WHAT THE TASK ASKS = In the data below, how many lines include the string "Bodies"? Give only the number.

RECORDS PROVIDED =
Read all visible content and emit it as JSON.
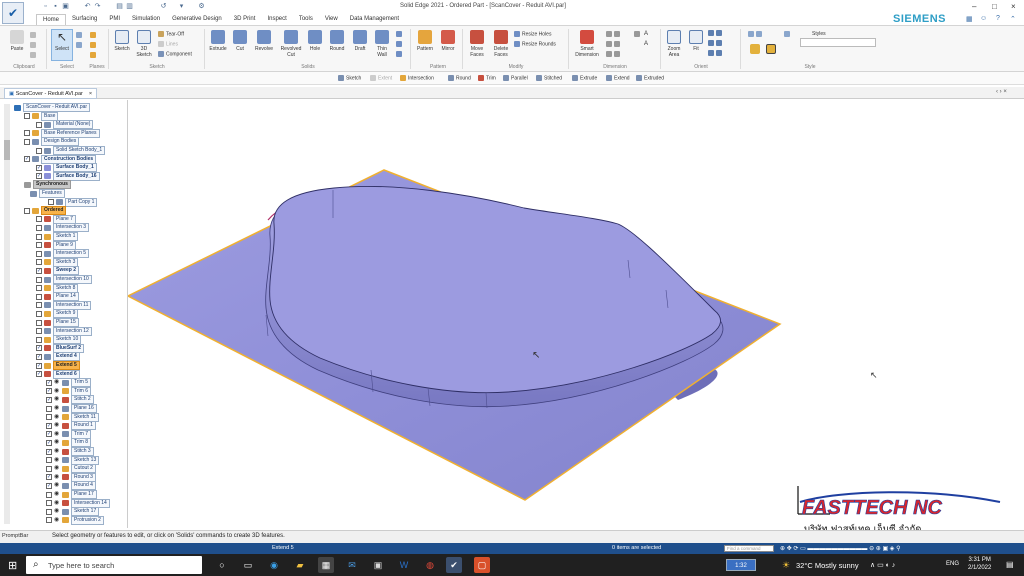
{
  "app": {
    "title": "Solid Edge 2021 - Ordered Part - [ScanCover - Reduit AVI.par]",
    "brand": "SIEMENS"
  },
  "tabs": [
    "Home",
    "Surfacing",
    "PMI",
    "Simulation",
    "Generative Design",
    "3D Print",
    "Inspect",
    "Tools",
    "View",
    "Data Management"
  ],
  "ribbon": {
    "clipboard": {
      "paste": "Paste",
      "group": "Clipboard"
    },
    "select": {
      "label": "Select",
      "group": "Select"
    },
    "planes": {
      "group": "Planes"
    },
    "sketch": {
      "sketch": "Sketch",
      "sketch3d": "3D Sketch",
      "tearoff": "Tear-Off",
      "lines": "Lines",
      "component": "Component",
      "group": "Sketch"
    },
    "solids": {
      "extrude": "Extrude",
      "cut": "Cut",
      "revolve": "Revolve",
      "revolved_cut": "Revolved Cut",
      "hole": "Hole",
      "round": "Round",
      "draft": "Draft",
      "thin_wall": "Thin Wall",
      "group": "Solids"
    },
    "pattern": {
      "pattern": "Pattern",
      "mirror": "Mirror",
      "group": "Pattern"
    },
    "modify": {
      "move_faces": "Move Faces",
      "delete_faces": "Delete Faces",
      "resize_holes": "Resize Holes",
      "resize_rounds": "Resize Rounds",
      "group": "Modify"
    },
    "dimension": {
      "smart": "Smart Dimension",
      "group": "Dimension"
    },
    "orient": {
      "zoom_area": "Zoom Area",
      "fit": "Fit",
      "group": "Orient"
    },
    "style": {
      "styles": "Styles",
      "group": "Style"
    }
  },
  "cmdbar": [
    "Sketch",
    "Extent",
    "Intersection",
    "Round",
    "Trim",
    "Parallel",
    "Stitched",
    "Extrude",
    "Extend",
    "Extruded"
  ],
  "doc_tab": "ScanCover - Reduit AVI.par",
  "tree": [
    {
      "label": "ScanCover - Reduit AVI.par",
      "style": ""
    },
    {
      "label": "Base",
      "style": ""
    },
    {
      "label": "Material (None)",
      "style": ""
    },
    {
      "label": "Base Reference Planes",
      "style": ""
    },
    {
      "label": "Design Bodies",
      "style": ""
    },
    {
      "label": "Solid Sketch Body_1",
      "style": ""
    },
    {
      "label": "Construction Bodies",
      "style": "bold"
    },
    {
      "label": "Surface Body_1",
      "style": "bold"
    },
    {
      "label": "Surface Body_16",
      "style": "bold"
    },
    {
      "label": "Synchronous",
      "style": "gray"
    },
    {
      "label": "Features",
      "style": ""
    },
    {
      "label": "Part Copy 1",
      "style": ""
    },
    {
      "label": "Ordered",
      "style": "hl"
    },
    {
      "label": "Plane 7",
      "style": ""
    },
    {
      "label": "Intersection 3",
      "style": ""
    },
    {
      "label": "Sketch 1",
      "style": ""
    },
    {
      "label": "Plane 9",
      "style": ""
    },
    {
      "label": "Intersection 5",
      "style": ""
    },
    {
      "label": "Sketch 3",
      "style": ""
    },
    {
      "label": "Sweep 2",
      "style": "bold"
    },
    {
      "label": "Intersection 10",
      "style": ""
    },
    {
      "label": "Sketch 8",
      "style": ""
    },
    {
      "label": "Plane 14",
      "style": ""
    },
    {
      "label": "Intersection 11",
      "style": ""
    },
    {
      "label": "Sketch 9",
      "style": ""
    },
    {
      "label": "Plane 15",
      "style": ""
    },
    {
      "label": "Intersection 12",
      "style": ""
    },
    {
      "label": "Sketch 10",
      "style": ""
    },
    {
      "label": "BlueSurf 2",
      "style": "bold"
    },
    {
      "label": "Extend 4",
      "style": "bold"
    },
    {
      "label": "Extend 5",
      "style": "hl"
    },
    {
      "label": "Extend 6",
      "style": "bold"
    },
    {
      "label": "Trim 5",
      "style": ""
    },
    {
      "label": "Trim 6",
      "style": ""
    },
    {
      "label": "Stitch 2",
      "style": ""
    },
    {
      "label": "Plane 16",
      "style": ""
    },
    {
      "label": "Sketch 11",
      "style": ""
    },
    {
      "label": "Round 1",
      "style": ""
    },
    {
      "label": "Trim 7",
      "style": ""
    },
    {
      "label": "Trim 8",
      "style": ""
    },
    {
      "label": "Stitch 3",
      "style": ""
    },
    {
      "label": "Sketch 13",
      "style": ""
    },
    {
      "label": "Cutout 2",
      "style": ""
    },
    {
      "label": "Round 3",
      "style": ""
    },
    {
      "label": "Round 4",
      "style": ""
    },
    {
      "label": "Plane 17",
      "style": ""
    },
    {
      "label": "Intersection 14",
      "style": ""
    },
    {
      "label": "Sketch 17",
      "style": ""
    },
    {
      "label": "Protrusion 2",
      "style": ""
    }
  ],
  "prompt": {
    "label": "PromptBar",
    "text": "Select geometry or features to edit, or click on 'Solids' commands to create 3D features."
  },
  "status": {
    "left": "Extend 5",
    "mid": "0 items are selected",
    "find": "Find a command"
  },
  "logo": {
    "brand": "FASTTECH NC",
    "thai": "บริษัท  ฟาสท์เทค  เอ็นซี  จำกัด"
  },
  "taskbar": {
    "search_placeholder": "Type here to search",
    "time_badge": "1:32",
    "weather": "32°C  Mostly sunny",
    "lang": "ENG",
    "time": "3:31 PM",
    "date": "2/1/2022"
  },
  "colors": {
    "surface": "#8f8fd8",
    "edge": "#f0b030",
    "statusbar": "#1f4f8c"
  }
}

ANSWER BOX = 2